[WHAT IS NEEDED] Give each record below again, without a single difference.

DATA SHOWN below:

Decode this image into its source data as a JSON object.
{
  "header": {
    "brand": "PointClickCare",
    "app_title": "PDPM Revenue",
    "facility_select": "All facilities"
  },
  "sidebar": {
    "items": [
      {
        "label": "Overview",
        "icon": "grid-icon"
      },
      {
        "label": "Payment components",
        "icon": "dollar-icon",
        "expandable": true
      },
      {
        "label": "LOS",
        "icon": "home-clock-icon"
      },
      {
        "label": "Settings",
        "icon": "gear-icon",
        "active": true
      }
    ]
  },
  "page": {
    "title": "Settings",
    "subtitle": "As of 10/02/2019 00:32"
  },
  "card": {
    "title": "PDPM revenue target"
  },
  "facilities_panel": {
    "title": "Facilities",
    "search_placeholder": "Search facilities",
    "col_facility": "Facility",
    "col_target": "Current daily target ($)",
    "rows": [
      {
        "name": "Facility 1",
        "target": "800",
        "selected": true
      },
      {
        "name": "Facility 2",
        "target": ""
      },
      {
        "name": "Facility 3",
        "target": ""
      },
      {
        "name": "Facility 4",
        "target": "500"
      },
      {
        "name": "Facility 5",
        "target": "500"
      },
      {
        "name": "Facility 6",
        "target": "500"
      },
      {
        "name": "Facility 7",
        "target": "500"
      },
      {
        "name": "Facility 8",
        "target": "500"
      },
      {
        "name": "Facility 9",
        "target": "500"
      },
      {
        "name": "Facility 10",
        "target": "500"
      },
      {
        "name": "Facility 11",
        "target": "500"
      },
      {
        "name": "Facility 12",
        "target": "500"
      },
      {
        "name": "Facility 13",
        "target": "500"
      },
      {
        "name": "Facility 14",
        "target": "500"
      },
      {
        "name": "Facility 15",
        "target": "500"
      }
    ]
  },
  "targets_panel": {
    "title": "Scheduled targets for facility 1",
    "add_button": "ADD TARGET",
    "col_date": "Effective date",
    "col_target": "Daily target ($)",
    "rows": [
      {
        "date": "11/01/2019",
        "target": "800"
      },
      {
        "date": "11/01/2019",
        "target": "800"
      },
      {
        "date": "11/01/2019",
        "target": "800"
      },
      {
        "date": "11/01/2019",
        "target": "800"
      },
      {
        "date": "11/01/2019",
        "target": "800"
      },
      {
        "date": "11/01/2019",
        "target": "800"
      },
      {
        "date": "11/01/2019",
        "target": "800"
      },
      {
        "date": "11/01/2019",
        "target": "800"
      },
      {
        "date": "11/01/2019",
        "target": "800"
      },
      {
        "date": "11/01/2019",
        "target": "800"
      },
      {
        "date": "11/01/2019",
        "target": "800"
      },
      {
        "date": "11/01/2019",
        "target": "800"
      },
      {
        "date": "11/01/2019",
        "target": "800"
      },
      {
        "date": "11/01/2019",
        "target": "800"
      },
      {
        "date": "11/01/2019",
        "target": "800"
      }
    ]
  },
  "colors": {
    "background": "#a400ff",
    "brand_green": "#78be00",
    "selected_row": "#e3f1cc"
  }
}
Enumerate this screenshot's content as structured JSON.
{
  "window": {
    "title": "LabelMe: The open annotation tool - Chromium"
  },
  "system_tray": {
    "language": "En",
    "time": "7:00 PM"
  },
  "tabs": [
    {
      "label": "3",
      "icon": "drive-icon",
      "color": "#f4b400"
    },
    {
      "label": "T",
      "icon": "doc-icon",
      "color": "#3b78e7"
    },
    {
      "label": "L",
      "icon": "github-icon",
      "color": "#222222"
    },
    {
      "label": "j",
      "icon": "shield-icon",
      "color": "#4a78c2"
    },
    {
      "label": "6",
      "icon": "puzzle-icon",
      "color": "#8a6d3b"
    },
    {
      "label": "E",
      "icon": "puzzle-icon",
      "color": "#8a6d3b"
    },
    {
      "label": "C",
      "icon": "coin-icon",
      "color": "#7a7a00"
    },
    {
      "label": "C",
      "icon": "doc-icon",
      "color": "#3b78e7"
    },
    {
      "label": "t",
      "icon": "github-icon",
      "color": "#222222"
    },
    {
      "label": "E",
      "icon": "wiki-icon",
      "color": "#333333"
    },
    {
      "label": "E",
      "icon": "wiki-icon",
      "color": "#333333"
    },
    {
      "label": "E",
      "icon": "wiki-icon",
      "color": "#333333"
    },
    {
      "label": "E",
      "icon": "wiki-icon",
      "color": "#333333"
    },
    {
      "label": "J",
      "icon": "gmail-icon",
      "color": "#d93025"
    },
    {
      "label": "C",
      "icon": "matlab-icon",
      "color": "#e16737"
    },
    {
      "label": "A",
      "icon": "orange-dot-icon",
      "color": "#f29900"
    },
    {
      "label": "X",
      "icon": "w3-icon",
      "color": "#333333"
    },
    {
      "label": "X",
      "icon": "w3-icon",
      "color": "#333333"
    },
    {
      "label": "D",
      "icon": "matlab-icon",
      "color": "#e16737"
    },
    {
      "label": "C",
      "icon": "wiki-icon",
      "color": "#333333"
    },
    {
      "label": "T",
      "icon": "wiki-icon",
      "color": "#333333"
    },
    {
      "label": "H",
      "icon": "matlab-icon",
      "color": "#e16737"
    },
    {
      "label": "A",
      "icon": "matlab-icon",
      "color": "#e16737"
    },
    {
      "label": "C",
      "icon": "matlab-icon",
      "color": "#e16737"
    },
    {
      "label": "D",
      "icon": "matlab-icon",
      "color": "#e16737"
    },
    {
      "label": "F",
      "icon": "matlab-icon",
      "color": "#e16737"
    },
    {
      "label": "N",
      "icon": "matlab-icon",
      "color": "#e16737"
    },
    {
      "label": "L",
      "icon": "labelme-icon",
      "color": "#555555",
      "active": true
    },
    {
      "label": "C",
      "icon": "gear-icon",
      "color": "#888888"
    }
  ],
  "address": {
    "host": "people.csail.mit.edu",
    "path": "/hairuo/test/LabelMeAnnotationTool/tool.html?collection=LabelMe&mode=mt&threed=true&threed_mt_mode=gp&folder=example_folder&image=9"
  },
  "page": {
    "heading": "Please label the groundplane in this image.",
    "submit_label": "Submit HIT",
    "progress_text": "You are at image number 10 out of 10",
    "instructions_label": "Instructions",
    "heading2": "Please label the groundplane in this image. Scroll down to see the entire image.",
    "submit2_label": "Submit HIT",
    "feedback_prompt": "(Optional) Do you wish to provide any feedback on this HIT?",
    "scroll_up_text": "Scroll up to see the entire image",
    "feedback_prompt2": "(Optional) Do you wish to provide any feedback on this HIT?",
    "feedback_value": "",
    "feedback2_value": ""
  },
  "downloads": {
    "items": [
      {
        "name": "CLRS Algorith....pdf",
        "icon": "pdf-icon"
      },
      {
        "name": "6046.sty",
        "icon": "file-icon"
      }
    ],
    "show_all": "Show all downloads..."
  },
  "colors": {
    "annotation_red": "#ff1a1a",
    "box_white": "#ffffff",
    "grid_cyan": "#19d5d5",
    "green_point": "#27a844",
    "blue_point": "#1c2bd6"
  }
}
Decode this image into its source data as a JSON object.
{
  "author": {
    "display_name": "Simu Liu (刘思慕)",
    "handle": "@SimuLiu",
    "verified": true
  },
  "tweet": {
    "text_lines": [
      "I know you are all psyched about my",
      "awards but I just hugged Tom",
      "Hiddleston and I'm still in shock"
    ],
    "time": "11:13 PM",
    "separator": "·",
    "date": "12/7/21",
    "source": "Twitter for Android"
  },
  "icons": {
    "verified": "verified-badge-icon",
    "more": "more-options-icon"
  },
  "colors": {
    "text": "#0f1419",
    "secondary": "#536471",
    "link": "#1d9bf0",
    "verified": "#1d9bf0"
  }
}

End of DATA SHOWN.

[WRITTEN REPLY]
Decode this image into its source data as a JSON object.
{
  "header": {
    "brand": "PointClickCare",
    "app_title": "PDPM Revenue",
    "facility_select": "All facilities"
  },
  "sidebar": {
    "items": [
      {
        "label": "Overview",
        "icon": "grid-icon"
      },
      {
        "label": "Payment components",
        "icon": "dollar-icon",
        "expandable": true
      },
      {
        "label": "LOS",
        "icon": "home-clock-icon"
      },
      {
        "label": "Settings",
        "icon": "gear-icon",
        "active": true
      }
    ]
  },
  "page": {
    "title": "Settings",
    "subtitle": "As of 10/02/2019 00:32"
  },
  "card": {
    "title": "PDPM revenue target"
  },
  "facilities_panel": {
    "title": "Facilities",
    "search_placeholder": "Search facilities",
    "col_facility": "Facility",
    "col_target": "Current daily target ($)",
    "rows": [
      {
        "name": "Facility 1",
        "target": "800",
        "selected": true
      },
      {
        "name": "Facility 2",
        "target": ""
      },
      {
        "name": "Facility 3",
        "target": ""
      },
      {
        "name": "Facility 4",
        "target": "500"
      },
      {
        "name": "Facility 5",
        "target": "500"
      },
      {
        "name": "Facility 6",
        "target": "500"
      },
      {
        "name": "Facility 7",
        "target": "500"
      },
      {
        "name": "Facility 8",
        "target": "500"
      },
      {
        "name": "Facility 9",
        "target": "500"
      },
      {
        "name": "Facility 10",
        "target": "500"
      },
      {
        "name": "Facility 11",
        "target": "500"
      },
      {
        "name": "Facility 12",
        "target": "500"
      },
      {
        "name": "Facility 13",
        "target": "500"
      },
      {
        "name": "Facility 14",
        "target": "500"
      },
      {
        "name": "Facility 15",
        "target": "500"
      }
    ]
  },
  "targets_panel": {
    "title": "Scheduled targets for facility 1",
    "add_button": "ADD TARGET",
    "col_date": "Effective date",
    "col_target": "Daily target ($)",
    "rows": [
      {
        "date": "11/01/2019",
        "target": "800"
      },
      {
        "date": "11/01/2019",
        "target": "800"
      },
      {
        "date": "11/01/2019",
        "target": "800"
      },
      {
        "date": "11/01/2019",
        "target": "800"
      },
      {
        "date": "11/01/2019",
        "target": "800"
      },
      {
        "date": "11/01/2019",
        "target": "800"
      },
      {
        "date": "11/01/2019",
        "target": "800"
      },
      {
        "date": "11/01/2019",
        "target": "800"
      },
      {
        "date": "11/01/2019",
        "target": "800"
      },
      {
        "date": "11/01/2019",
        "target": "800"
      },
      {
        "date": "11/01/2019",
        "target": "800"
      },
      {
        "date": "11/01/2019",
        "target": "800"
      },
      {
        "date": "11/01/2019",
        "target": "800"
      },
      {
        "date": "11/01/2019",
        "target": "800"
      },
      {
        "date": "11/01/2019",
        "target": "800"
      }
    ]
  },
  "colors": {
    "background": "#a400ff",
    "brand_green": "#78be00",
    "selected_row": "#e3f1cc"
  }
}
Enumerate this screenshot's content as structured JSON.
{
  "window": {
    "title": "LabelMe: The open annotation tool - Chromium"
  },
  "system_tray": {
    "language": "En",
    "time": "7:00 PM"
  },
  "tabs": [
    {
      "label": "3",
      "icon": "drive-icon",
      "color": "#f4b400"
    },
    {
      "label": "T",
      "icon": "doc-icon",
      "color": "#3b78e7"
    },
    {
      "label": "L",
      "icon": "github-icon",
      "color": "#222222"
    },
    {
      "label": "j",
      "icon": "shield-icon",
      "color": "#4a78c2"
    },
    {
      "label": "6",
      "icon": "puzzle-icon",
      "color": "#8a6d3b"
    },
    {
      "label": "E",
      "icon": "puzzle-icon",
      "color": "#8a6d3b"
    },
    {
      "label": "C",
      "icon": "coin-icon",
      "color": "#7a7a00"
    },
    {
      "label": "C",
      "icon": "doc-icon",
      "color": "#3b78e7"
    },
    {
      "label": "t",
      "icon": "github-icon",
      "color": "#222222"
    },
    {
      "label": "E",
      "icon": "wiki-icon",
      "color": "#333333"
    },
    {
      "label": "E",
      "icon": "wiki-icon",
      "color": "#333333"
    },
    {
      "label": "E",
      "icon": "wiki-icon",
      "color": "#333333"
    },
    {
      "label": "E",
      "icon": "wiki-icon",
      "color": "#333333"
    },
    {
      "label": "J",
      "icon": "gmail-icon",
      "color": "#d93025"
    },
    {
      "label": "C",
      "icon": "matlab-icon",
      "color": "#e16737"
    },
    {
      "label": "A",
      "icon": "orange-dot-icon",
      "color": "#f29900"
    },
    {
      "label": "X",
      "icon": "w3-icon",
      "color": "#333333"
    },
    {
      "label": "X",
      "icon": "w3-icon",
      "color": "#333333"
    },
    {
      "label": "D",
      "icon": "matlab-icon",
      "color": "#e16737"
    },
    {
      "label": "C",
      "icon": "wiki-icon",
      "color": "#333333"
    },
    {
      "label": "T",
      "icon": "wiki-icon",
      "color": "#333333"
    },
    {
      "label": "H",
      "icon": "matlab-icon",
      "color": "#e16737"
    },
    {
      "label": "A",
      "icon": "matlab-icon",
      "color": "#e16737"
    },
    {
      "label": "C",
      "icon": "matlab-icon",
      "color": "#e16737"
    },
    {
      "label": "D",
      "icon": "matlab-icon",
      "color": "#e16737"
    },
    {
      "label": "F",
      "icon": "matlab-icon",
      "color": "#e16737"
    },
    {
      "label": "N",
      "icon": "matlab-icon",
      "color": "#e16737"
    },
    {
      "label": "L",
      "icon": "labelme-icon",
      "color": "#555555",
      "active": true
    },
    {
      "label": "C",
      "icon": "gear-icon",
      "color": "#888888"
    }
  ],
  "address": {
    "host": "people.csail.mit.edu",
    "path": "/hairuo/test/LabelMeAnnotationTool/tool.html?collection=LabelMe&mode=mt&threed=true&threed_mt_mode=gp&folder=example_folder&image=9"
  },
  "page": {
    "heading": "Please label the groundplane in this image.",
    "submit_label": "Submit HIT",
    "progress_text": "You are at image number 10 out of 10",
    "instructions_label": "Instructions",
    "heading2": "Please label the groundplane in this image. Scroll down to see the entire image.",
    "submit2_label": "Submit HIT",
    "feedback_prompt": "(Optional) Do you wish to provide any feedback on this HIT?",
    "scroll_up_text": "Scroll up to see the entire image",
    "feedback_prompt2": "(Optional) Do you wish to provide any feedback on this HIT?",
    "feedback_value": "",
    "feedback2_value": ""
  },
  "downloads": {
    "items": [
      {
        "name": "CLRS Algorith....pdf",
        "icon": "pdf-icon"
      },
      {
        "name": "6046.sty",
        "icon": "file-icon"
      }
    ],
    "show_all": "Show all downloads..."
  },
  "colors": {
    "annotation_red": "#ff1a1a",
    "box_white": "#ffffff",
    "grid_cyan": "#19d5d5",
    "green_point": "#27a844",
    "blue_point": "#1c2bd6"
  }
}
Decode this image into its source data as a JSON object.
{
  "author": {
    "display_name": "Simu Liu (刘思慕)",
    "handle": "@SimuLiu",
    "verified": true
  },
  "tweet": {
    "text_lines": [
      "I know you are all psyched about my",
      "awards but I just hugged Tom",
      "Hiddleston and I'm still in shock"
    ],
    "time": "11:13 PM",
    "separator": "·",
    "date": "12/7/21",
    "source": "Twitter for Android"
  },
  "icons": {
    "verified": "verified-badge-icon",
    "more": "more-options-icon"
  },
  "colors": {
    "text": "#0f1419",
    "secondary": "#536471",
    "link": "#1d9bf0",
    "verified": "#1d9bf0"
  }
}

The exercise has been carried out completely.